The chateau is made of stone and its walls contain numerous carvings of flowers, men and animals. The Marquis makes his way through the richly furnished chateau to his private chambers where settings for two diners have been laid. Halfway through his supper the Marquis' nephew arrives from England. The Marquis' nephew is Charles Darnay. The two men have a conversation during the course of which is becomes apparent that Charles, attempting to gratify the last wish of his dead mother, has refuted his aristocratic family and rejected all that it stands for. He accuses his uncle of committing great wrongs against the people with the aid of his dead father, who was the Marquis' twin brother. Charles also asserts that the Marquis, if he were not currently in disfavor at the Court, would have had him imprisoned long ago. The Marquis seems amused by Charles' accusations and does not deny them. Rather, he seems proud of his station and the acrimony of the French peasants. "Detestation of the high," he tells his nephew, "is the involuntary homage of the low." Charles again asserts that wants nothing to do with the family name and states that if the family wealth ever came to him he would find ways to disperse it among the poor. To Charles' dismay his uncle knowingly questions Charles about Doctor Manette and Lucie. Soon thereafter Charles retires and the Marquis sleeps as well. Three hours later the sun rises and the people of the village begin their day. The grizzled mender of roads, however, senses some inordinate bustle at the chateau and returns to the village fountain where he learns that the body of the Marquis has been discovered with a knife driven into its chest through a note that reads: "Drive him fast to his tomb. This from JACQUES."
Analysis of Chapters 7-9
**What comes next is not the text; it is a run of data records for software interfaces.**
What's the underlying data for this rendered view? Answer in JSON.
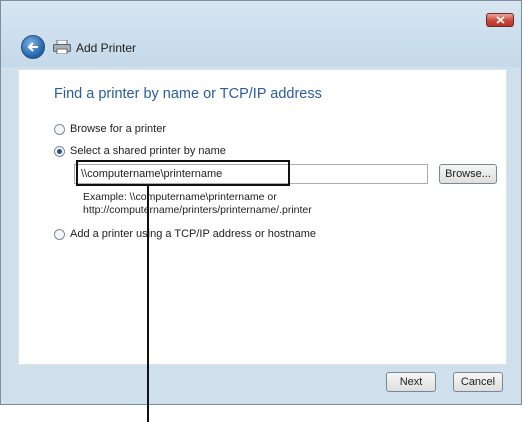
{
  "window": {
    "title": "Add Printer"
  },
  "main": {
    "heading": "Find a printer by name or TCP/IP address",
    "options": [
      {
        "label": "Browse for a printer",
        "selected": false
      },
      {
        "label": "Select a shared printer by name",
        "selected": true
      },
      {
        "label": "Add a printer using a TCP/IP address or hostname",
        "selected": false
      }
    ],
    "printer_path": {
      "value": "\\\\computername\\printername"
    },
    "browse_label": "Browse...",
    "example_line1": "Example: \\\\computername\\printername or",
    "example_line2": "http://computername/printers/printername/.printer"
  },
  "footer": {
    "next_label": "Next",
    "cancel_label": "Cancel"
  },
  "colors": {
    "heading": "#2a5c9e",
    "frame": "#cfdfec",
    "close": "#c9473a"
  },
  "icons": {
    "back": "back-arrow-icon",
    "printer": "printer-icon",
    "close": "close-icon"
  }
}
The scenes in the Monseignuer's court serve to highlight the ostentatious wealth of the French aristocracy and its lack of concern for the peasantry. Dickens thoroughly researched this period of French history in preparing his book and many of the details, the number of servers required to serve the chocolate for instance, are accurate. It was not rare for carriages to run over people in the street and only a fine punished nobles if their carriage inadvertently killed a man. The Marquis' obvious inhumanity and failure to appreciate the latent power of the mob serves as a reminder that a lifetime of privilege carries with it a dangerous and destructive egoism. Appropriately, the Marquis' chateau is made entirely of stone and is decorated with stone visages that, like his station in life, both shield him and complement his own intractable world-view. This section also reveals that Charles Darnay, whose real family name is Evremonde, is the nephew of this horrible man. Though he has sworn off all ties with the family it is obvious from his uncle's allusion to Doctor and Miss Manette that there is more to the family's unsavory history that will directly involve Charles though he has moved to England and begun a new life. Though the Marquis believes that he will witness this event his life is taken suddenly by an assassin, assumed to be the stranger riding under the Marquis' carriage. The reference to "Jacques" in the note and the exhortation to drive the Maquis "fast to his tomb" indicates to the reader that Gaspard, the joker of the Saint Antoine district in Paris, has murdered the Marquis to avenge the death of his son.